UNCOVERING THE ELEMENTS OF RNA DESIGN
Carlson, Paul David
The versatility of naturally-occurring RNAs that perform central cellular functions has generated intense interest in designing engineered RNAs to control gene expression. Mechanistic studies of natural RNA systems that sense and respond to changes in temperature, small molecule or metabolite concentration, and the expression of other RNA and protein species in the cell have been combined with advances in computational nucleic acid design to enable the de novo design of synthetic RNA regulators. While progress has been remarkable, challenges remain. In this work, we aim to close the gaps which exist in the design and characterization of RNA regulators to respond to cellular and environmental cues to regulate gene expression in predictable ways. Specifically, we present design strategies for synthetic RNAs to control multiple steps in gene synthesis in response to the expression of trans-acting RNAs, specialized ribosomes, or temperature changes. Moreover, we show how RNA chemical probing can be used alongside in silico predictions of RNA structure to both characterize and troubleshoot design flaws in synthetic regulatory schemes. Together, this work provides a framework for the use of experimental and computational tools to characterize natural RNA-based systems, distill their functions into a coherent and adaptable set of design rules, and apply these rules for the de novo design of regulatory RNAs to address unmet needs in cellular engineering and synthetic biology.
Chemical engineering; Biochemistry; RNA design; synthetic biology; RNA structure; Bioengineering

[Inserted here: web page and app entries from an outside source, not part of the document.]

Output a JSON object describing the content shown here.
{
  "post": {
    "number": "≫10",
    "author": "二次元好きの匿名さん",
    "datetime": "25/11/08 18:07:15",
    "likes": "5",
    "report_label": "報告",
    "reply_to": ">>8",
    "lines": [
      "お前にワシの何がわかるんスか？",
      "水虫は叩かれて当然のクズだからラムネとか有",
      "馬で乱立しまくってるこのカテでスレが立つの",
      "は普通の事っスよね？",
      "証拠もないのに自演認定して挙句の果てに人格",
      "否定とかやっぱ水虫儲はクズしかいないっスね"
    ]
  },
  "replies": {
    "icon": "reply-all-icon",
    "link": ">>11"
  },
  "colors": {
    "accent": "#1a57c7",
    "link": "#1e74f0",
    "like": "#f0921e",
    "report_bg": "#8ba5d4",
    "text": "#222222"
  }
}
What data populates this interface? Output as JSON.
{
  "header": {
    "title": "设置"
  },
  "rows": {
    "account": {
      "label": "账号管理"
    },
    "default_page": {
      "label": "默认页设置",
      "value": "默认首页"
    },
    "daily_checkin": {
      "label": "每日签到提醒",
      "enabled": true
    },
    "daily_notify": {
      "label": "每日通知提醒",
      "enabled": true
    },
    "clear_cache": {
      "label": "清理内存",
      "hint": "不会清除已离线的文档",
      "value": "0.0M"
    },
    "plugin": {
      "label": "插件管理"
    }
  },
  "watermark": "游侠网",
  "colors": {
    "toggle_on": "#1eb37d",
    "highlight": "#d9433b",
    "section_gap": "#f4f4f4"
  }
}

Stroock, Abraham Duncan; Pollack, Lois
Ph.D., Chemical Engineering
Doctor of Philosophy
dissertation or thesis